“Fresh snap peas are a reason unto themselves for having your own garden.”From Food Grown Right, In Your Backyard
Last year was my first attempt at growing sugar snap peas. As with all first time gardening exploits there is much to learn from googling, youtube videos, farm podcasts, and most of all, personal experience. Last year I experimented with starting some seeds indoors and some direct sown into the raised beds. I waited until March 29th to plant the outdoor seeds. I only tried one type, Cascadia Sugar Snap Peas, and used only one small packet. The direct sown peas were much more successful and hearty. Using only one packet I barely grew enough sugar snaps for one family meal and a few snacks here and there.
This year I am bringing my past year’s experience into growing sugar snap peas here in middle Tennessee. Using the Farmer’s Almanac planting dates calendar as my guide, I started the sugar snap pea seeds outside on February 23rd, a full month earlier than last year’s planting. I have four different types of seeds from two different companies. Ferry-Morse seed types are Cascadia Sugar Snap, Sugar Snap, and Sugar Daddy. Purchased online from Eden Brothers I have Sugar Ann Snap Peas.

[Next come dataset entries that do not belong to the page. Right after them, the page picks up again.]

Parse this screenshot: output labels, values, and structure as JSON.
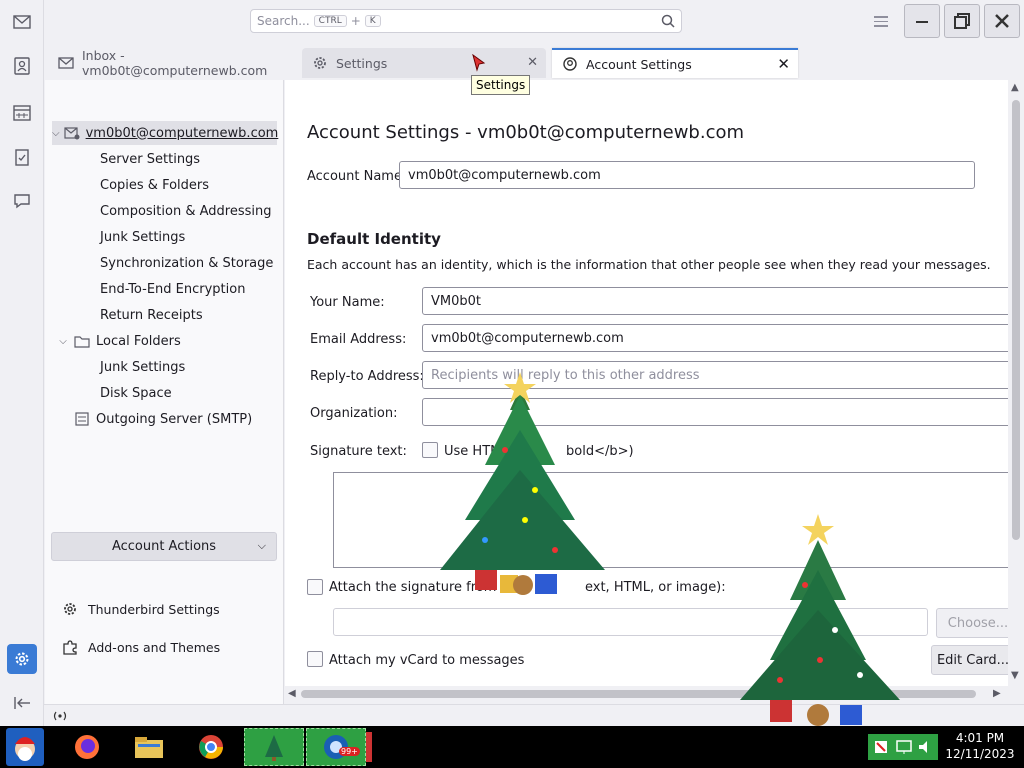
{
  "search": {
    "placeholder": "Search...",
    "key1": "CTRL",
    "plus": "+",
    "key2": "K"
  },
  "tabs": [
    {
      "label": "Inbox - vm0b0t@computernewb.com"
    },
    {
      "label": "Settings"
    },
    {
      "label": "Account Settings"
    }
  ],
  "tooltip": "Settings",
  "tree": {
    "account": "vm0b0t@computernewb.com",
    "account_items": [
      "Server Settings",
      "Copies & Folders",
      "Composition & Addressing",
      "Junk Settings",
      "Synchronization & Storage",
      "End-To-End Encryption",
      "Return Receipts"
    ],
    "local": "Local Folders",
    "local_items": [
      "Junk Settings",
      "Disk Space"
    ],
    "smtp": "Outgoing Server (SMTP)",
    "account_actions": "Account Actions",
    "thunderbird_settings": "Thunderbird Settings",
    "addons": "Add-ons and Themes"
  },
  "main": {
    "title": "Account Settings - vm0b0t@computernewb.com",
    "account_name_label": "Account Name:",
    "account_name_value": "vm0b0t@computernewb.com",
    "default_identity": "Default Identity",
    "identity_desc": "Each account has an identity, which is the information that other people see when they read your messages.",
    "your_name_label": "Your Name:",
    "your_name_value": "VM0b0t",
    "email_label": "Email Address:",
    "email_value": "vm0b0t@computernewb.com",
    "replyto_label": "Reply-to Address:",
    "replyto_placeholder": "Recipients will reply to this other address",
    "org_label": "Organization:",
    "org_value": "",
    "sig_label": "Signature text:",
    "use_html_a": "Use HTM",
    "use_html_b": "bold</b>)",
    "attach_sig_a": "Attach the signature from",
    "attach_sig_b": "ext, HTML, or image):",
    "choose": "Choose...",
    "attach_vcard": "Attach my vCard to messages",
    "edit_card": "Edit Card..."
  },
  "taskbar": {
    "time": "4:01 PM",
    "date": "12/11/2023",
    "badge": "99+"
  },
  "colors": {
    "accent": "#3a7bd5",
    "taskbar_green": "#2ea043"
  }
}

I have been keeping a gardening journal since about 2017. I highly recommend doing this. It is hard to remember when and what I planted even from month to month, let alone from year to year. In my notes I include not only the plants and dates, but also the weather and phenology. Have you heard of phenology? According to the Farmer’s Almanac phenology is simply observing the signs in nature to guide your gardening. For example, the almanac suggests watching for apple trees to blossom as a guide for when to plant bush beans. And when the apple blossoms fall it is time to plant pole beans and cucumbers. When the bearded irises begin blooming it is a good time to transplant pepper and eggplant seedlings.

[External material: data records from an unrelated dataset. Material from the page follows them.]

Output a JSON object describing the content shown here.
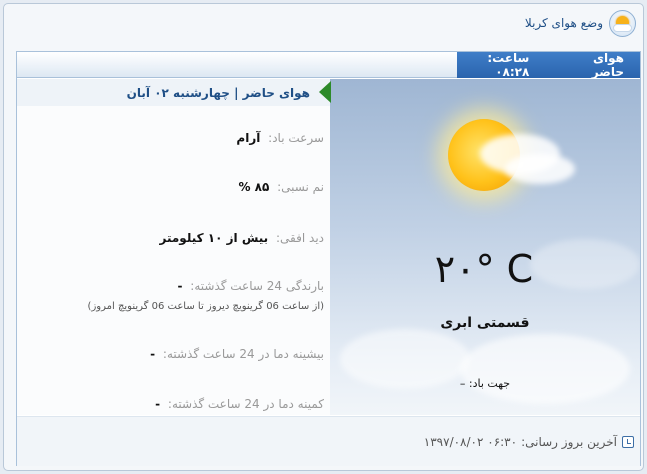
{
  "header": {
    "title": "وضع هوای کربلا",
    "icon": "weather-icon"
  },
  "tabs": {
    "current_label": "هوای حاضر",
    "time_label": "ساعت: ۰۸:۲۸"
  },
  "details": {
    "date_title": "هوای حاضر | چهارشنبه ۰۲ آبان",
    "wind_speed_label": "سرعت باد:",
    "wind_speed_value": "آرام",
    "humidity_label": "نم نسبی:",
    "humidity_value": "۸۵ %",
    "visibility_label": "دید افقی:",
    "visibility_value": "بیش از ۱۰ کیلومتر",
    "precip_label": "بارندگی 24 ساعت گذشته:",
    "precip_value": "-",
    "precip_note": "(از ساعت 06 گرینویچ دیروز تا ساعت 06 گرینویچ امروز)",
    "max_temp_label": "بیشینه دما در 24 ساعت گذشته:",
    "max_temp_value": "-",
    "min_temp_label": "کمینه دما در 24 ساعت گذشته:",
    "min_temp_value": "-"
  },
  "weather": {
    "temperature": "۲۰° C",
    "condition": "قسمتی ابری",
    "wind_direction": "جهت باد: –"
  },
  "footer": {
    "last_update_label": "آخرین بروز رسانی:",
    "last_update_value": "۱۳۹۷/۰۸/۰۲ ۰۶:۳۰"
  },
  "colors": {
    "accent": "#2a64ad",
    "title": "#1f4f86",
    "marker": "#2d8a2a"
  }
}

Today all the sugar snap pea shoots are looking terrific. The Sugar Daddy Snap Peas are the tallest at this stage. The Sugar Ann snap peas are the smallest right now. We are looking forward to tasting each of the four varieties. At this stage the shoots can be eaten as microgreens.

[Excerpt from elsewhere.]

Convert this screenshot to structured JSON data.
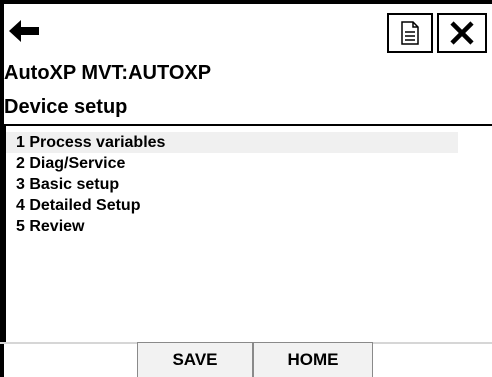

I hope to have plenty of sugar snap peas to try some fun recipes this summer. Click here for a Sugar Snap Pea and Berry Summer salad from Allrecipes.com that sounds delicious and refreshing.